I don’t usually like the 9 o’clock Christopher Ward branding, but this execution feels well balanced given the date window at the 3 o’clock position, and the balanced out indices. Ideally, I’d like the CW flag logo under the 12 o’clock, no branding and a date window at the 6 o’clock, but this works too.

As usual, the hands are very well finished, and have large lume filled sections, with a combination of brushed and polished finishing. The finishing on their hands is always excellent for what you’re paying, and I have no complaints at all.

The seconds hand is painted sky blue with lumed circular element. This watch truly is for someone who loves blue, and one of those somebody’s is me. The overall finishing and quality control on this dial is excellent for the money, and I’m sold on the design.


There isn’t a shortage of lumed elements on this watch, and the performance is good. I won’t say great because the Sealander GMT that I recently reviewed was noticeably brighter than this, and was in Seiko LumiBrite territory.

What the lume lacks in brightness, it sure makes up for in design. The way the lume bounces off the crystal and back onto the sapphire looks absolutely stunning.

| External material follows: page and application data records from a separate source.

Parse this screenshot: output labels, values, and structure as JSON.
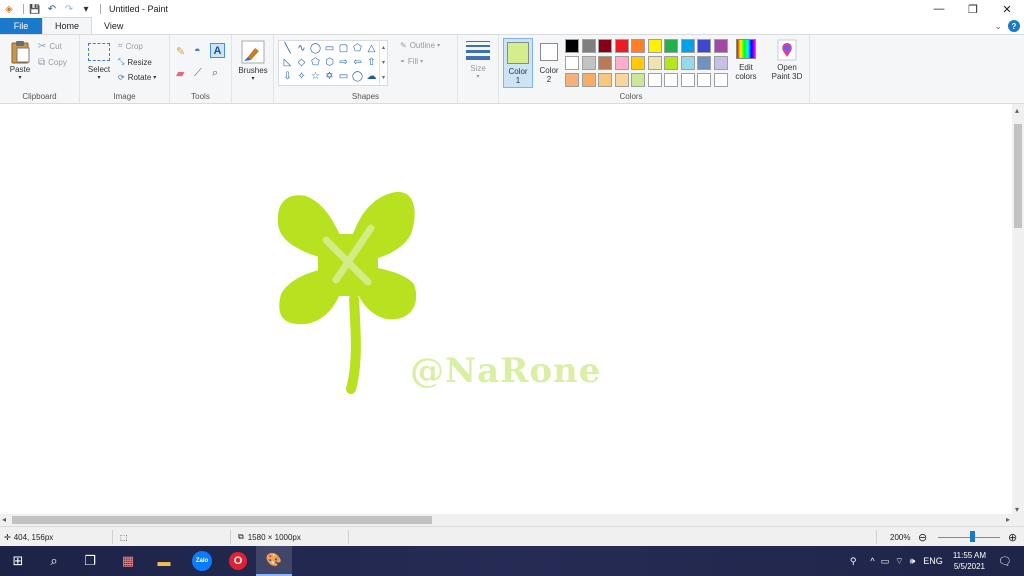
{
  "window": {
    "title": "Untitled - Paint",
    "controls": {
      "minimize": "—",
      "maximize": "❐",
      "close": "✕"
    }
  },
  "quick_access": {
    "save": "💾",
    "undo": "↶",
    "redo": "↷",
    "customize": "▾"
  },
  "tabs": [
    {
      "label": "File"
    },
    {
      "label": "Home"
    },
    {
      "label": "View"
    }
  ],
  "ribbon": {
    "clipboard": {
      "label": "Clipboard",
      "paste": "Paste",
      "cut": "Cut",
      "copy": "Copy"
    },
    "image": {
      "label": "Image",
      "select": "Select",
      "crop": "Crop",
      "resize": "Resize",
      "rotate": "Rotate"
    },
    "tools": {
      "label": "Tools"
    },
    "brushes": {
      "label": "Brushes"
    },
    "shapes": {
      "label": "Shapes",
      "outline": "Outline",
      "fill": "Fill"
    },
    "size": {
      "label": "Size"
    },
    "colors": {
      "label": "Colors",
      "color1": {
        "label_line1": "Color",
        "label_line2": "1",
        "value": "#d4ee8e"
      },
      "color2": {
        "label_line1": "Color",
        "label_line2": "2",
        "value": "#ffffff"
      },
      "edit_colors": {
        "line1": "Edit",
        "line2": "colors"
      },
      "palette_row1": [
        "#000000",
        "#7f7f7f",
        "#880015",
        "#ed1c24",
        "#ff7f27",
        "#fff200",
        "#22b14c",
        "#00a2e8",
        "#3f48cc",
        "#a349a4"
      ],
      "palette_row2": [
        "#ffffff",
        "#c3c3c3",
        "#b97a57",
        "#ffaec9",
        "#ffc90e",
        "#efe4b0",
        "#b5e61d",
        "#99d9ea",
        "#7092be",
        "#c8bfe7"
      ],
      "palette_row3": [
        "#f2b27a",
        "#f6ae66",
        "#f8c77e",
        "#fbd5a0",
        "#cbe89a",
        "#ffffff",
        "#ffffff",
        "#ffffff",
        "#ffffff",
        "#ffffff"
      ]
    },
    "paint3d": {
      "line1": "Open",
      "line2": "Paint 3D"
    }
  },
  "canvas": {
    "watermark": "@NaRone",
    "clover_color": "#b8e21f",
    "clover_mark_color": "#d2ec86",
    "watermark_color": "#d9efa4"
  },
  "status": {
    "cursor_pos": "404, 156px",
    "image_size": "1580 × 1000px",
    "zoom": "200%"
  },
  "taskbar": {
    "apps": [
      {
        "name": "start",
        "glyph": "⊞"
      },
      {
        "name": "search",
        "glyph": "⌕"
      },
      {
        "name": "task-view",
        "glyph": "❐"
      },
      {
        "name": "store",
        "glyph": "▦"
      },
      {
        "name": "file-explorer",
        "glyph": "▬"
      },
      {
        "name": "zalo",
        "glyph": "Zalo"
      },
      {
        "name": "opera",
        "glyph": "O"
      },
      {
        "name": "paint",
        "glyph": "🎨"
      }
    ],
    "tray": {
      "language": "ENG",
      "time": "11:55 AM",
      "date": "5/5/2021"
    }
  }
}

And the blue glow of the Grade X1 GL C1 Super LumiNova works with the blue theme of this watch.

All the bezel elements are lumed and pretty generously so, including the 15 minute diving timer, and the little rectangles under the Arabic numerals.

All the indices are lumed, and the stunted indices at 3 o’clock and 9 o’clock are well balanced from a design perspective.

The hands are generously lumed with have large lumed sections. There is a circular lumed element on the seconds hand for uncompromising low light legibility.


This watch uses a Sellita SW200-1 movement, which is Christopher Ward‘s go-to movement for a lot of their three hand automatics. These are good movements and I’ve lost track of how many watches I’ve owned or currently own with this movement. Just like their ETA 2824-2 predecessor, they can succumb to the windmilling rotor issue, but it’s a fairly easy fix that just costs you some time apart from your watch.

I put this watch on my time grapher and observed roughly +6 spd in the dial-up position and +5 spd in the crown up position. So pretty good numbers and I’m more than pleased with it.


I’ve found Christopher Ward to have one of the most comfortable bracelets in this price category and below, along with Halios, Formex, Monta and Zelos. The end link fitment on this watch is great, with negligible horizontal wiggle.

The links articulate well, are well finished and taper down from 20 mm at the end links to just under 18 mm at the clasp. The only drawback of their bracelet is the fact that they use pin and collars, but I prefer this to poorly executed screws like you typically find on micro-brands.

The clasp is the real winner here and is very well finished and designed. It has a tool-free micro-adjustment feature that makes it easy to resize the bracelet during the day if you have a wrist that swells up like mine. The design is similar to Zelos, but I find Christopher Ward‘s to be just a bit better finished and smoother to operate.

On The Wrist

The C60 is a great case design for a wide range of wrist sizes. The 39.70 mm diameter is paired with a compact 46.75 mm lug-to-lug width, which makes it accessible to small wrists as well. It fits great on my 6.5″ wrist.

The height of 13.50 mm might seem like it’s on the thicker side, but the case has very carefully placed relief edges and transitions that make it look like a very slim watch on the wrist. Seriously impressive design work here!

Overall, between the comfortable bracelet and well designed case, I have absolutely no complaints about how this watch wears and I think it is easily one of the most comfortable 13 mm watches I’ve worn.

Concluding Thoughts

Overall, this is another winner. This is the fourth Christopher Ward I’ve reviewed, and they’ve all been fantastic. This watch is for those who love blue and are happy to support the Blue Marine Foundation (BLUE). The design is fantastic, the build quality is excellent and the finishing and specs are pretty impressive for the money.

I don’t really have anything else to say about this watch – buy it if you happen to come across one on the pre-owned market at a reasonable price. You won’t regret it.

Strap Change

Thanks for reading!